Edged with a smartly paved seafront promenade, the area is filled with high-end hotels, cafes, upscale restaurants, art galleries, cinemas, avant-garde theaters, and piano bars. (NOTE TO READERS: Don’t request the pianist play “Girl from Ipanema”, unless you want some serious eye-rolls and embarrassing stink eye. I learned that lesson the hard way. What can I say? I was overtaken by the moment and experience).
Meanwhile, in neighboring Leblon, there’s an awesome antique market every Sunday at Praça de Quental, in addition to the Feira de Artesanato de Ipanema at Praca General Osori, featuring crafts, music, art, and local foods.
Rio is packed full of exciting and exquisite dining opportunities (although you’ll struggle if you’re a vegetarian, let alone a vegan…even the rice and beans are cooked in a meat sauce).
But, if you’re a true foodie a trip to Rio would be incomplete without a visit to La Feira Livre da Glória, a vibrant Sunday morning market that’s a magnet for die-hard gastronomes.
Definitely, off the tourist trail, the market is the best place in town to sample fresh local produce such as an astounding array of fresh fish, artisanal cachaça, exotic fruits, and the classic Brazilian breakfast staple of pastels–freshly baked pastries packed full of cheese, heart of palm or meat.
Wander the streets
Located just five minutes from downtown Rio is one of the most picturesque areas to stroll around and lose yourself in the color and vibe of the city.
Santa Teresa is one of the most charming and colorful neighborhoods and it’s packed full of art and culture.
A must-see is Escadaria Selaron, the amazing ongoing staircase art project that uses ceramics, tiles, and mirror pieces from around the world. In addition, ride on the only remaining streetcar in Rio, Bonde de Santa Teresa, and visit the Convent.
Iglesia Convento was built by the Order of Discalced Carmelites, in the Carmelite style in the first third of the 17th century, and is supposedly located on the site where Saint Teresa of Ávila was born.

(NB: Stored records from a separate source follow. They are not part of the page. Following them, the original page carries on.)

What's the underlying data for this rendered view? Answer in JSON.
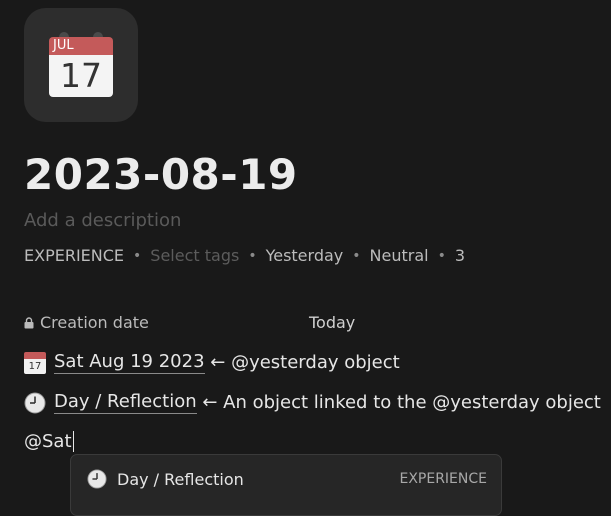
{
  "icon": {
    "name": "calendar-icon",
    "month": "JUL",
    "day": "17"
  },
  "title": "2023-08-19",
  "description_placeholder": "Add a description",
  "meta": {
    "type": "EXPERIENCE",
    "tags_placeholder": "Select tags",
    "day": "Yesterday",
    "mood": "Neutral",
    "count": "3"
  },
  "property": {
    "label": "Creation date",
    "value": "Today"
  },
  "lines": [
    {
      "icon": "calendar-icon",
      "icon_day": "17",
      "link": "Sat Aug 19 2023",
      "text": " ← @yesterday object"
    },
    {
      "icon": "clock-icon",
      "link": "Day / Reflection",
      "text": " ← An object linked to the @yesterday object"
    }
  ],
  "typing": "@Sat",
  "popup": {
    "item_label": "Day / Reflection",
    "item_type": "EXPERIENCE"
  },
  "colors": {
    "background": "#191919",
    "accent_red": "#c45a5a"
  }
}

Santa Teresa is also one of the best areas in Rio for nightlife, with a plethora of restaurants, street food, live music venues, and hopping bars, including the amazing Bar do Gomes which stocks sixty-plus types of cachaça–a distilled spirit made from fermented sugarcane juice that’s synonymous with Brazil. A perfect location for some lazy, languid day drinking.

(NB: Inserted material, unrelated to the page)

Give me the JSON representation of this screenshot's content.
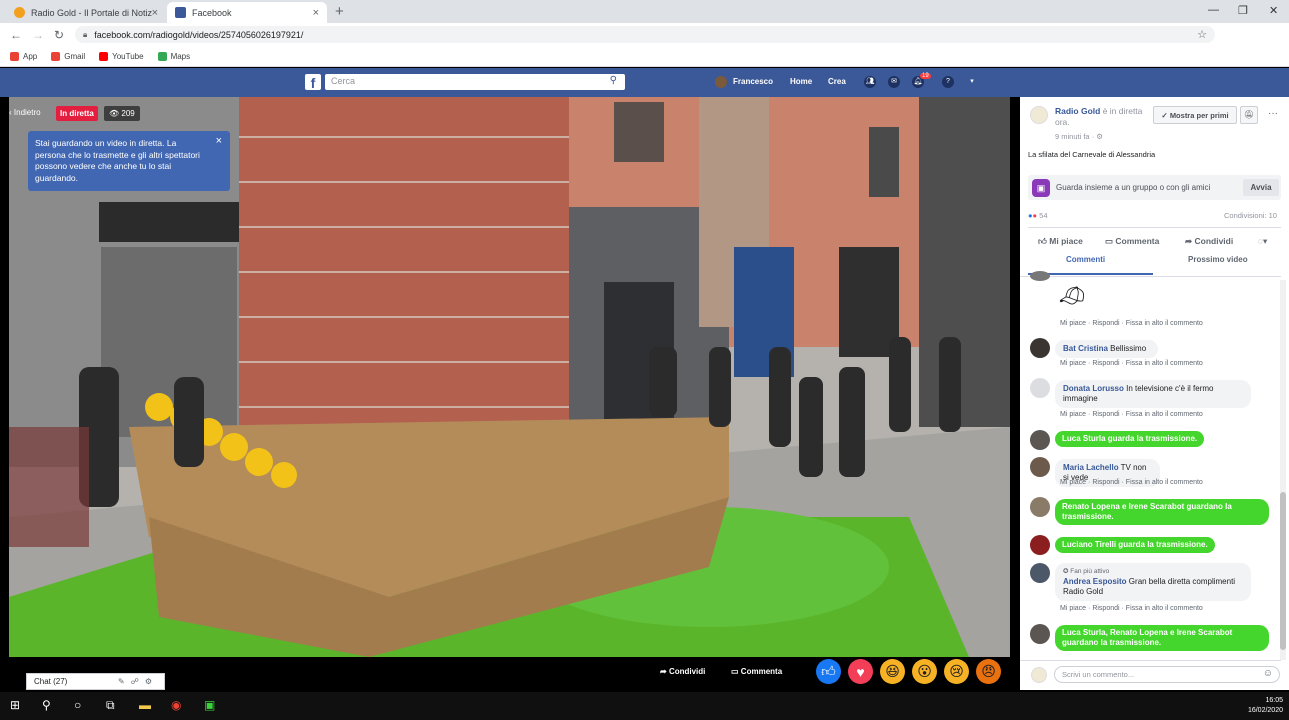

It’s worth noting, to take care in the area at night as pickpockets are rife, so carry a minimum of cash and leave any flashy jewelry in the hotel safe.